*** Data shown Section Begins ***

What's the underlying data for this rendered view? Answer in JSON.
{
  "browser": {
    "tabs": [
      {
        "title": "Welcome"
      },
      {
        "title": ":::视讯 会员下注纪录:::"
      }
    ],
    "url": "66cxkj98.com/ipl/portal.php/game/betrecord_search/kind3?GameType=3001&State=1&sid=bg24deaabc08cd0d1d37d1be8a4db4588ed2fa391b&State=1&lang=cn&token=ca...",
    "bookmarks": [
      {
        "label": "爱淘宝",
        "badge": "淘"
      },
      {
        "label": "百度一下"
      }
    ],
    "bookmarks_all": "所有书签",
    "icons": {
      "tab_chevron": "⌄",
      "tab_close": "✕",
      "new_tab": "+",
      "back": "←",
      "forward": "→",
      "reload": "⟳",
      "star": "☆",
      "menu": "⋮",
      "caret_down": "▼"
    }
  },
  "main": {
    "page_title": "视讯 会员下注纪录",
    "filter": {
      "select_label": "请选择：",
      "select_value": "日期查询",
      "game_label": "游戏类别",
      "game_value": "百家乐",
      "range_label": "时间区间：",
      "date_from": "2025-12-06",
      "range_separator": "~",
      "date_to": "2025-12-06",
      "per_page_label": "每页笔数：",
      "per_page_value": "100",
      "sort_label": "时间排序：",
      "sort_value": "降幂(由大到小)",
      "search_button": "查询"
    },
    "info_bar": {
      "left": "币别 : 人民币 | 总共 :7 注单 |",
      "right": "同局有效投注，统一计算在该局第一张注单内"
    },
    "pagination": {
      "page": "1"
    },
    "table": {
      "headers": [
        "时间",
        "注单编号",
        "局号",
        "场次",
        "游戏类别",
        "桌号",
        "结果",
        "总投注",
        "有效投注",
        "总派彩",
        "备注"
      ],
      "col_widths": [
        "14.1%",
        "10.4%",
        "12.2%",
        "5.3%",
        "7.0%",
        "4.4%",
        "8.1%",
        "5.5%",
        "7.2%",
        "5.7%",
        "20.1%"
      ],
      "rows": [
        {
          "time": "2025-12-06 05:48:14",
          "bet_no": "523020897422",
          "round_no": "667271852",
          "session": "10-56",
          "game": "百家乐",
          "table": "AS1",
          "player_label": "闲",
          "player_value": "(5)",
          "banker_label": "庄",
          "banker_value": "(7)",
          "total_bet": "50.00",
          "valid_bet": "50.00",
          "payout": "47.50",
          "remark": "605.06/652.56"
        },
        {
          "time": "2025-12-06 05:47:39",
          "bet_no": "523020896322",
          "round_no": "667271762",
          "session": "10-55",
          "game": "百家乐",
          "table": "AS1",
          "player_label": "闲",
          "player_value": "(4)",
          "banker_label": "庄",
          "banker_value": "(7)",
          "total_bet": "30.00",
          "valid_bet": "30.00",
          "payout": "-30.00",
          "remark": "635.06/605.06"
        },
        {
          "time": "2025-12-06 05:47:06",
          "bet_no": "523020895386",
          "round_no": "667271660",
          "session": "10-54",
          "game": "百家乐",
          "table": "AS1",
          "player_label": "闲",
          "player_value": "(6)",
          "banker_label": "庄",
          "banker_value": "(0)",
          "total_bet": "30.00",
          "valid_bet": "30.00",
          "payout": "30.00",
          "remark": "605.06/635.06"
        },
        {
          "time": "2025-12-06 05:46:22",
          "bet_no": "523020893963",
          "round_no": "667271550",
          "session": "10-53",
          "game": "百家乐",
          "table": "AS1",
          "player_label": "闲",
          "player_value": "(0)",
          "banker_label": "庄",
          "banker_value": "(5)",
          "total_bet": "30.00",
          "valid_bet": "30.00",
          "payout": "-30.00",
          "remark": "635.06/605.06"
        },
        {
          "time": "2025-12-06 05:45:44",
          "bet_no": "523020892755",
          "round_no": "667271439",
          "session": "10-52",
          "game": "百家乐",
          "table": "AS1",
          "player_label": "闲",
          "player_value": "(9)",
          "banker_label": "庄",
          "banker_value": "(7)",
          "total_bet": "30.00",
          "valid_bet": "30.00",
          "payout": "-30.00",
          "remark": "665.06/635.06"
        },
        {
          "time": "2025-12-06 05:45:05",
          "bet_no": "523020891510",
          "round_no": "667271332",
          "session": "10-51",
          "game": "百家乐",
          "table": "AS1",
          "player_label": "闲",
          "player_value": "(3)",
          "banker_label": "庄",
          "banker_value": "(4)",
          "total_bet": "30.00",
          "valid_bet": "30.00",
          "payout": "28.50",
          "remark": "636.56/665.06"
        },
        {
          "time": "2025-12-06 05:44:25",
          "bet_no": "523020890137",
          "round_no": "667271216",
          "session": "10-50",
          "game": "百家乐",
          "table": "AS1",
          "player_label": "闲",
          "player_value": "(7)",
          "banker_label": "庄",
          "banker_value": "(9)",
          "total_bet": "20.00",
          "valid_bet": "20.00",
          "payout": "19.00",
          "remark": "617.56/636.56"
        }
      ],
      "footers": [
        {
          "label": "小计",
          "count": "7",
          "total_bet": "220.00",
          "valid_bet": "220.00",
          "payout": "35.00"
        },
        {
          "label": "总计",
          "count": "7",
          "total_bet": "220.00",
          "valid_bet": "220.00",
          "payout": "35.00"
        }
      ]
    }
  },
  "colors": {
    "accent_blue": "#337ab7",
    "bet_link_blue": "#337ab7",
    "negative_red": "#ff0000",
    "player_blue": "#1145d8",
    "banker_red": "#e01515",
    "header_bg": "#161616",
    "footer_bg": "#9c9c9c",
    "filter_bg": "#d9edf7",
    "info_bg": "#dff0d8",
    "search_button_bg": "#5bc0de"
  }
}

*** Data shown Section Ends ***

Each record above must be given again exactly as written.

**Response to the task**
What's the underlying data for this rendered view? Answer in JSON.
{
  "browser": {
    "tabs": [
      {
        "title": "Welcome"
      },
      {
        "title": ":::视讯 会员下注纪录:::"
      }
    ],
    "url": "66cxkj98.com/ipl/portal.php/game/betrecord_search/kind3?GameType=3001&State=1&sid=bg24deaabc08cd0d1d37d1be8a4db4588ed2fa391b&State=1&lang=cn&token=ca...",
    "bookmarks": [
      {
        "label": "爱淘宝",
        "badge": "淘"
      },
      {
        "label": "百度一下"
      }
    ],
    "bookmarks_all": "所有书签",
    "icons": {
      "tab_chevron": "⌄",
      "tab_close": "✕",
      "new_tab": "+",
      "back": "←",
      "forward": "→",
      "reload": "⟳",
      "star": "☆",
      "menu": "⋮",
      "caret_down": "▼"
    }
  },
  "main": {
    "page_title": "视讯 会员下注纪录",
    "filter": {
      "select_label": "请选择：",
      "select_value": "日期查询",
      "game_label": "游戏类别",
      "game_value": "百家乐",
      "range_label": "时间区间：",
      "date_from": "2025-12-06",
      "range_separator": "~",
      "date_to": "2025-12-06",
      "per_page_label": "每页笔数：",
      "per_page_value": "100",
      "sort_label": "时间排序：",
      "sort_value": "降幂(由大到小)",
      "search_button": "查询"
    },
    "info_bar": {
      "left": "币别 : 人民币 | 总共 :7 注单 |",
      "right": "同局有效投注，统一计算在该局第一张注单内"
    },
    "pagination": {
      "page": "1"
    },
    "table": {
      "headers": [
        "时间",
        "注单编号",
        "局号",
        "场次",
        "游戏类别",
        "桌号",
        "结果",
        "总投注",
        "有效投注",
        "总派彩",
        "备注"
      ],
      "col_widths": [
        "14.1%",
        "10.4%",
        "12.2%",
        "5.3%",
        "7.0%",
        "4.4%",
        "8.1%",
        "5.5%",
        "7.2%",
        "5.7%",
        "20.1%"
      ],
      "rows": [
        {
          "time": "2025-12-06 05:48:14",
          "bet_no": "523020897422",
          "round_no": "667271852",
          "session": "10-56",
          "game": "百家乐",
          "table": "AS1",
          "player_label": "闲",
          "player_value": "(5)",
          "banker_label": "庄",
          "banker_value": "(7)",
          "total_bet": "50.00",
          "valid_bet": "50.00",
          "payout": "47.50",
          "remark": "605.06/652.56"
        },
        {
          "time": "2025-12-06 05:47:39",
          "bet_no": "523020896322",
          "round_no": "667271762",
          "session": "10-55",
          "game": "百家乐",
          "table": "AS1",
          "player_label": "闲",
          "player_value": "(4)",
          "banker_label": "庄",
          "banker_value": "(7)",
          "total_bet": "30.00",
          "valid_bet": "30.00",
          "payout": "-30.00",
          "remark": "635.06/605.06"
        },
        {
          "time": "2025-12-06 05:47:06",
          "bet_no": "523020895386",
          "round_no": "667271660",
          "session": "10-54",
          "game": "百家乐",
          "table": "AS1",
          "player_label": "闲",
          "player_value": "(6)",
          "banker_label": "庄",
          "banker_value": "(0)",
          "total_bet": "30.00",
          "valid_bet": "30.00",
          "payout": "30.00",
          "remark": "605.06/635.06"
        },
        {
          "time": "2025-12-06 05:46:22",
          "bet_no": "523020893963",
          "round_no": "667271550",
          "session": "10-53",
          "game": "百家乐",
          "table": "AS1",
          "player_label": "闲",
          "player_value": "(0)",
          "banker_label": "庄",
          "banker_value": "(5)",
          "total_bet": "30.00",
          "valid_bet": "30.00",
          "payout": "-30.00",
          "remark": "635.06/605.06"
        },
        {
          "time": "2025-12-06 05:45:44",
          "bet_no": "523020892755",
          "round_no": "667271439",
          "session": "10-52",
          "game": "百家乐",
          "table": "AS1",
          "player_label": "闲",
          "player_value": "(9)",
          "banker_label": "庄",
          "banker_value": "(7)",
          "total_bet": "30.00",
          "valid_bet": "30.00",
          "payout": "-30.00",
          "remark": "665.06/635.06"
        },
        {
          "time": "2025-12-06 05:45:05",
          "bet_no": "523020891510",
          "round_no": "667271332",
          "session": "10-51",
          "game": "百家乐",
          "table": "AS1",
          "player_label": "闲",
          "player_value": "(3)",
          "banker_label": "庄",
          "banker_value": "(4)",
          "total_bet": "30.00",
          "valid_bet": "30.00",
          "payout": "28.50",
          "remark": "636.56/665.06"
        },
        {
          "time": "2025-12-06 05:44:25",
          "bet_no": "523020890137",
          "round_no": "667271216",
          "session": "10-50",
          "game": "百家乐",
          "table": "AS1",
          "player_label": "闲",
          "player_value": "(7)",
          "banker_label": "庄",
          "banker_value": "(9)",
          "total_bet": "20.00",
          "valid_bet": "20.00",
          "payout": "19.00",
          "remark": "617.56/636.56"
        }
      ],
      "footers": [
        {
          "label": "小计",
          "count": "7",
          "total_bet": "220.00",
          "valid_bet": "220.00",
          "payout": "35.00"
        },
        {
          "label": "总计",
          "count": "7",
          "total_bet": "220.00",
          "valid_bet": "220.00",
          "payout": "35.00"
        }
      ]
    }
  },
  "colors": {
    "accent_blue": "#337ab7",
    "bet_link_blue": "#337ab7",
    "negative_red": "#ff0000",
    "player_blue": "#1145d8",
    "banker_red": "#e01515",
    "header_bg": "#161616",
    "footer_bg": "#9c9c9c",
    "filter_bg": "#d9edf7",
    "info_bg": "#dff0d8",
    "search_button_bg": "#5bc0de"
  }
}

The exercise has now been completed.